F. E. Warren Dental Clinic helps police solve cold case
By Lt. Col. Robert Beck, 90th Medical Group Dental Flight Commander
/ Published January 18, 2013
F. E. WARREN AIR FORCE BASE, Wyo. --
September 13, 2010, started out like any other Monday morning for Tech. Sgt Shanna Binion and Senior Airman Whittney Ellington, dental technicians at F. E. Warren Dental Clinic. As they soon found out, that was all about to change. The chief investigator for the Wyoming Crime Lab had called to request the help of the Dental Forensics Team whose members included Binion and Ellington.
The Crime Lab Investigator said that what appeared to be a human skull had been discovered in a ditch a few miles north of Laramie, Wyo., and because F. E. Warren had a trained dental forensic team ready to assist and an agreement to help whenever dental professionals were needed, the lab asked if they could examine and possibly help identify the remains.
Binion and Ellington, along with the other members of the team, went to work and painstakingly examined the remains to produce a set of radiographs, or dental X-rays, as complete as possible.
"We created a dental profile for this person," Binion said. "At the time, she was a Jane Doe."
Investigators estimated that the remains had been where they were found for more than six months, Binion said.
"It wasn't a pleasant experience, but it was one I'm glad we had," she explained.
With the help of the three dentists on the team they created a Postmortem, meaning "after death," dental record by recording the dental characteristics they observed including missing and unusually positioned teeth, existing restorations and any other characteristic that may be unique to this person.
It is like a dental "fingerprint" that can be compared with other records to positively identify the deceased.
Over the next few months, the Wyoming Crime Lab detective sent the dental records of 18 missing persons in hopes that there would be a match which might help identify who this person was.
Each of the 18 dental records were evaluated and an antimortem, meaning "before death," dental record was created for each one to see if there was a match, and was determined each time that there was no match.
On the morning of Aug. 4, 2012, the 19th dental record, a panoramic radiograph of a person believed to be missing was sent to the dental flight commander from a detective who had been working the case.
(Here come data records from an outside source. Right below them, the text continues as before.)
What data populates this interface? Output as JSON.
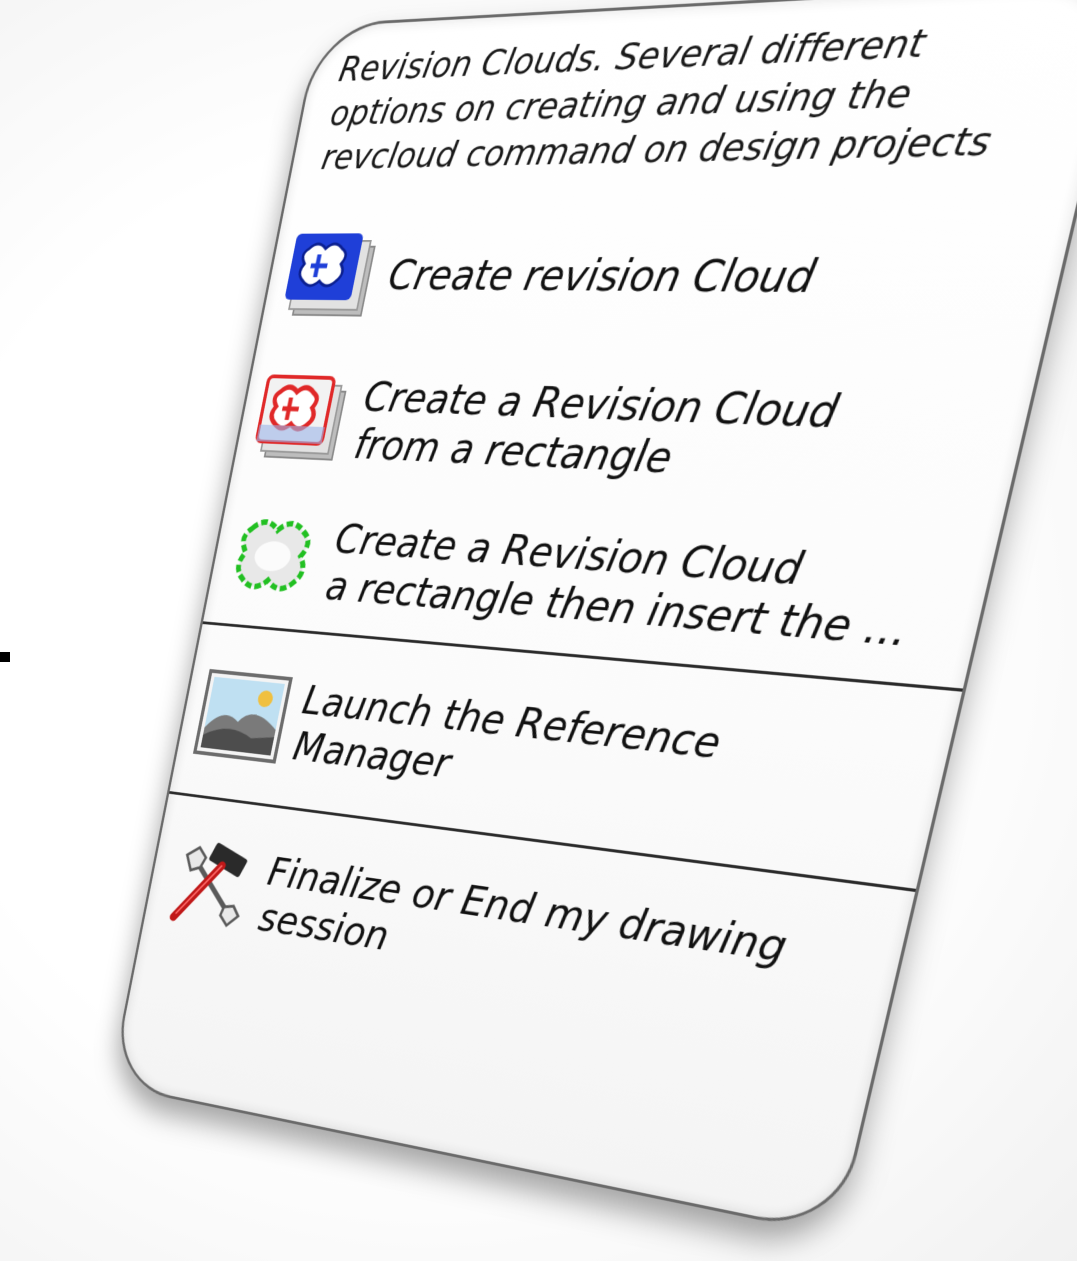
{
  "menu": {
    "description": "Revision Clouds.  Several different options on creating and using the revcloud command on design projects",
    "items": [
      {
        "line1": "Create revision Cloud",
        "line2": "",
        "icon": "revision-cloud-blue-icon",
        "accent": "#1f3fd8"
      },
      {
        "line1": "Create a Revision Cloud",
        "line2": "from a rectangle",
        "icon": "revision-cloud-red-icon",
        "accent": "#e02828"
      },
      {
        "line1": "Create a Revision Cloud",
        "line2": "a rectangle then insert the ...",
        "icon": "revision-cloud-green-icon",
        "accent": "#22c022"
      },
      {
        "line1": "Launch the Reference",
        "line2": "Manager",
        "icon": "image-landscape-icon",
        "accent": "#f0c040"
      },
      {
        "line1": "Finalize or End my drawing",
        "line2": "session",
        "icon": "hammer-wrench-icon",
        "accent": "#d01818"
      }
    ]
  }
}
At first glance it looked quite similar to the radiographs taken nearly two years before and after a complete analysis, it was determined that the dental forensic team had a match. A minimum of 20 individual features exactly matched when compared on the post and antimortem records.
This matching dental record belonged to 55-year-old Rosella Lovell who had not been reported missing, but upon further investigation had not had contact with family members in another state for many years.
"After two years, you would think they would never find out who it was," said Ellington. "It was a relief to be able to tell their family we found their loved one.
Without Binion and Ellington's work, the other dental forensic team members and the role they played in the investigation, this person may not have been identified, the case might not have been solved and the family may have never known what happened to their lost relative. They were able to experience first-hand some of the unique and challenging duties afforded to a dental assistant in the United States Air Force.